that Jesus put Mary in John’s care (John 19:27-29)  because there was a
serious rift in the family. Had Mary alienated her other children by continuing
to support Jesus? We do know Jesus’ brothers (and perhaps sisters) did not
believe in Him—until after the resurrection.
Ah, yes. The resurrection. Mary, what a shock that must have been! What were
you thinking when you saw your Son alive after you had watched Him die? Did
it bring back vivid memories of your encounter with an angel and the message
the angel gave you? Did you remember that song you sang with Elizabeth
when you visited her early in your pregnancy? What did you pray about while
you were gathered there with the others (Acts 1:14)?
Mary, what did you know?
“My soul magnifies the Lord, and my spirit rejoices in God my Savior, because
he has looked with favor on the humble condition of his servant. Surely, from
now on all generations will call me blessed, because the Mighty One has done
great things for me, and his name is holy. His mercy is from generation to

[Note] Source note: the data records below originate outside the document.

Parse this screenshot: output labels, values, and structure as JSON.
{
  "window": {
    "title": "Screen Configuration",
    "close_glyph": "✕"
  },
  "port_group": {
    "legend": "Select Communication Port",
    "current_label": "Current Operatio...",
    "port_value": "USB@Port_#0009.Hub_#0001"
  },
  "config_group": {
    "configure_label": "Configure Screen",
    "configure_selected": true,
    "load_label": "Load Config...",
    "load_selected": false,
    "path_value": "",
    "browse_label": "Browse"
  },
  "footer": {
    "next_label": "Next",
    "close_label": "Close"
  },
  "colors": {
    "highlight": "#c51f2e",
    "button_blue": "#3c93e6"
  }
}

generation on those who fear him. He has done a mighty deed with his arm;
he has scattered the proud because of the thoughts of their hearts; he has
toppled the mighty from their thrones and exalted the lowly. He has satisfied
the hungry with good things and sent the rich away empty. He has helped his
servant Israel, remembering his mercy to Abraham and his
descendants forever, just as he spoke to our ancestors.” (Luke 1:45-55)
 Alfred Edersheim, Life and Times of Jesus the Messiah (Endeavour
Compass: Kindle Edition).
 Alfred Edersheim (ibid.) identifies John’s mother Salome as Mary’s sister.
So, John was Jesus’ cousin.